Batted ball profile aside (and it checks out just fine), I ran a Play Index query seeking single season totals for pitchers with over 100 IP, a K/9 of over 9 and a BABIP of over .350 from 1919 to 2011 and came up with two pitchers: Darryl Kile in 1996 and Randy Johnson in 2003. If you set the parameters for just relievers and a lower the minimum IP require to 50, you net 50 pitchers with a strikeout rate of over 9 and a BABIP higher than .350. In other words, it’s very rare, the stuff of flukes, and likely to sort itself out over time if given a long enough runway. Robertson has always been a high BABIP guy, but .368 is a touch too high, even for him. Figure that fewer balls in play will be converting to hits, and figure that Robertson will get better results in this regard. Count this one as a plus.
Not enough home runs: 0% HR/FB, 0 HR/9, 0 HRs, however you’d like to put it. Robertson’s isn’t a particularly ground-ball heavy pitcher as it is, which means a fair amount of batted balls are going into the air when he’s pitching. Eventually, these fly balls are going to leave the park. From time to time pitchers have been known to go a long time without yielding home runs. In fact, since 1901 33 pitchers have thrown at least 50 innings in relief without yielding a single home run. This sounds like a decent number until you realize that in that time frame there have been 3,835 pitchers to throw at least 50 innings in relief. Those 33 pitchers are well into the 99th percentile of home run rates, and only 1 of those pitchers ever repeated his feat (Greg Minton, who didn’t allow a single home run between 1979-1981 pitching as multi-inning reliever for the San Francisco Giants).
Robertson has given up roughly 8 home runs for every 100 fly balls throughout his career, which means he should have given up at least one by now (1.44 to be exact). Spitballing it, he’s likely due for 3 or 4 HRs by the time the season concludes if his HR/FB ratio regresses to normal and he continues getting FBs at a 35% rate. It’s not the worst thing in the world, but it likely will happen and it likely will happen with inherited runners on base, given that that’s usually when he’s brought in. Count this one as a minus.
Strand rate: 87.2%. In his career Robertson has been a 77% strand rate pitcher, meaning he’s stranding about 10% more this year than in the past. Relievers don’t normally maintain strand rates north of 85%. It’s very rare. Mariano Rivera comes in around 80%, as do Joe Nathan, Billy Wagner and Francisco Rodriguez. Plenty of pitchers sit lower.
Robertson is a very good pitcher with the ability to get loads of strikeouts, so his ability to maintain a high strand rate is in some sense believable. At the same time, he’s not likely to maintain this high of a rate for the remainder of the season or the entirety of his career. Could he? Sure. Anything could happen. Robertson could also throw another 25 innings with a BB/9 over 6, a K/9 over 14 with a BABIP of .350, even though only one other pitcher in baseball history has managed to pull that off before (Kenley Jensen, this year) and no pitcher in baseball history has ever done it over 50 innings.
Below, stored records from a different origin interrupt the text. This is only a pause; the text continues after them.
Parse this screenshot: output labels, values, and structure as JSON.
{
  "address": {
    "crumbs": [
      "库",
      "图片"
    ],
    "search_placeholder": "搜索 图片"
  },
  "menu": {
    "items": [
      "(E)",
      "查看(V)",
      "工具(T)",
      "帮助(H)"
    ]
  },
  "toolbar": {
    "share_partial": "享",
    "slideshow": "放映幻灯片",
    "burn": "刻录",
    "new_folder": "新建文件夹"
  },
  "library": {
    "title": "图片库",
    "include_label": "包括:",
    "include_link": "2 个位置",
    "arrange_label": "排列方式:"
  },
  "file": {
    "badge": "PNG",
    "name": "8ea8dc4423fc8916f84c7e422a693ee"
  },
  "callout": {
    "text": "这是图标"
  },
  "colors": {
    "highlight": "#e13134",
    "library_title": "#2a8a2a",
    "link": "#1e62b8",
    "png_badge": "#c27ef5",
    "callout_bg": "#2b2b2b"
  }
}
But in the absence of some intervening explanation as to why we should expect this to happen, I’m far more comfortable going forward with a reasonable expectation of regression based on probability.